¬†¬†¬†¬†¬†¬†¬†¬†¬†¬†¬†¬†¬†¬†¬†¬†‘Product¬†SubCategory'[Product¬†Category¬†Id]
            ),
            2,
            1
        ),
¬†¬†¬†¬†¬†¬†¬†¬†“PathItemReverse”,¬†PATHITEMREVERSE¬†(
            PATH (
¬†¬†¬†¬†¬†¬†¬†¬†¬†¬†¬†¬†¬†¬†¬†¬†‘Product¬†SubCategory'[Product¬†Subcategory¬†Id],
¬†¬†¬†¬†¬†¬†¬†¬†¬†¬†¬†¬†¬†¬†¬†¬†‘Product¬†SubCategory'[Product¬†Category¬†Id]
            ),
            2,
            1
        ),
¬†¬†¬†¬†¬†¬†¬†¬†“Product¬†Category¬†Name”,¬†LOOKUPVALUE¬†(
¬†¬†¬†¬†¬†¬†¬†¬†¬†¬†¬†¬†‘Product¬†Category'[Product¬†Category¬†Name],
¬†¬†¬†¬†¬†¬†¬†¬†¬†¬†¬†¬†‘Product¬†Category'[Product¬†Category¬†Id],¬†PATHITEMREVERSE¬†(
                PATH (
¬†¬†¬†¬†¬†¬†¬†¬†¬†¬†¬†¬†¬†¬†¬†¬†¬†¬†¬†¬†‘Product¬†SubCategory'[Product¬†Subcategory¬†Id],
¬†¬†¬†¬†¬†¬†¬†¬†¬†¬†¬†¬†¬†¬†¬†¬†¬†¬†¬†¬†‘Product¬†SubCategory'[Product¬†Category¬†Id]
                ),
                2,
                1
            )
        )
    ),
¬†¬†¬†¬†‘Internet¬†Sales'[Internet¬†Total¬†Sales]¬†<>¬†0
)
ORDER¬†BY¬†“Value¬†PathItem”¬†ASC

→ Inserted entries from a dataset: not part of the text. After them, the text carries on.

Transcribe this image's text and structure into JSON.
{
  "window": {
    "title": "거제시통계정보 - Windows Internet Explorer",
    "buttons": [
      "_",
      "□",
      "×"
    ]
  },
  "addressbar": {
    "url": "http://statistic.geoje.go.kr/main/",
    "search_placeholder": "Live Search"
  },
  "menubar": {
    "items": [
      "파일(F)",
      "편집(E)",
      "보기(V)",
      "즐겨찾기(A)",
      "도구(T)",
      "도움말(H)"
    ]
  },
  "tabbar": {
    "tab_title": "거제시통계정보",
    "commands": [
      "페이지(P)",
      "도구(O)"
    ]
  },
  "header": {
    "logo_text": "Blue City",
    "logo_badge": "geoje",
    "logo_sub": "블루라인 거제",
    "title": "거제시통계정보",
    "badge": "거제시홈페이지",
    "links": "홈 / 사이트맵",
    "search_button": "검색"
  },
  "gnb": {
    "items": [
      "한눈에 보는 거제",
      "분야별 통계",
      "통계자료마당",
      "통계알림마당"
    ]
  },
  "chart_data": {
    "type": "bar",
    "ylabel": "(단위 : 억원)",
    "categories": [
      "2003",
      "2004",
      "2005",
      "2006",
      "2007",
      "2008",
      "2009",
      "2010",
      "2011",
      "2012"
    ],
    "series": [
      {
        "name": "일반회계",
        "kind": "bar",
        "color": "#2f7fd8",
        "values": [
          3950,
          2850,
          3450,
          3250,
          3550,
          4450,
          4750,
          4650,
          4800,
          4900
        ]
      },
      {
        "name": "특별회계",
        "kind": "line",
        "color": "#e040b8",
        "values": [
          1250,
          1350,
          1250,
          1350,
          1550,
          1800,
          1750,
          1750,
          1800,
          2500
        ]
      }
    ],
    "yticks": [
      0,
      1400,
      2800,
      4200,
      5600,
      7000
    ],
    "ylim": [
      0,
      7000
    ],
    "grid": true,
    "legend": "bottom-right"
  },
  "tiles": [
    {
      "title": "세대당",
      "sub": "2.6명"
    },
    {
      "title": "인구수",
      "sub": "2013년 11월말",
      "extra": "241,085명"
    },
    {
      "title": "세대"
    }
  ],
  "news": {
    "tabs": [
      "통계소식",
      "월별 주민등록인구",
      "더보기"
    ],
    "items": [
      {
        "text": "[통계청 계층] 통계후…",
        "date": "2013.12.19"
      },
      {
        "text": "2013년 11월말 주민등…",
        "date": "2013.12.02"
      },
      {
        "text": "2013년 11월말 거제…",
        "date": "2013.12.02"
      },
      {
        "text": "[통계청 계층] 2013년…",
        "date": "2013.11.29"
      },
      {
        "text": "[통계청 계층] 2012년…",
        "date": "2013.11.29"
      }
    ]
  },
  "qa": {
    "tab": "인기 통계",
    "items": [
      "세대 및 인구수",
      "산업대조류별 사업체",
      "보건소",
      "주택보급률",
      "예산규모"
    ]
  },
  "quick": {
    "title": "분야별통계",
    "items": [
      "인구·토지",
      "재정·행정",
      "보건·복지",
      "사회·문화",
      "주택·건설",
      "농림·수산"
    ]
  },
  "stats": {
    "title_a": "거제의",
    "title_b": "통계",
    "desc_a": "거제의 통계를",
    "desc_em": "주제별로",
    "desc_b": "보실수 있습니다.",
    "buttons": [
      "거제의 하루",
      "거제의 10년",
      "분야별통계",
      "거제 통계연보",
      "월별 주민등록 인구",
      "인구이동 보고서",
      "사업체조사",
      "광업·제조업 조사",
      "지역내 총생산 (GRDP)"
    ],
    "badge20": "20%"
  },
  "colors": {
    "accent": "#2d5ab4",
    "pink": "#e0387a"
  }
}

This produces this output

Hierarchy DAX

Except for the ordering this looks almost correct. But one row looks strange. The “Mountain Bikes” does not have any path at all.

If you pivot the same thing in Excel you will get this result.

Hierarchy Excel

Can anyone please help me with this problem?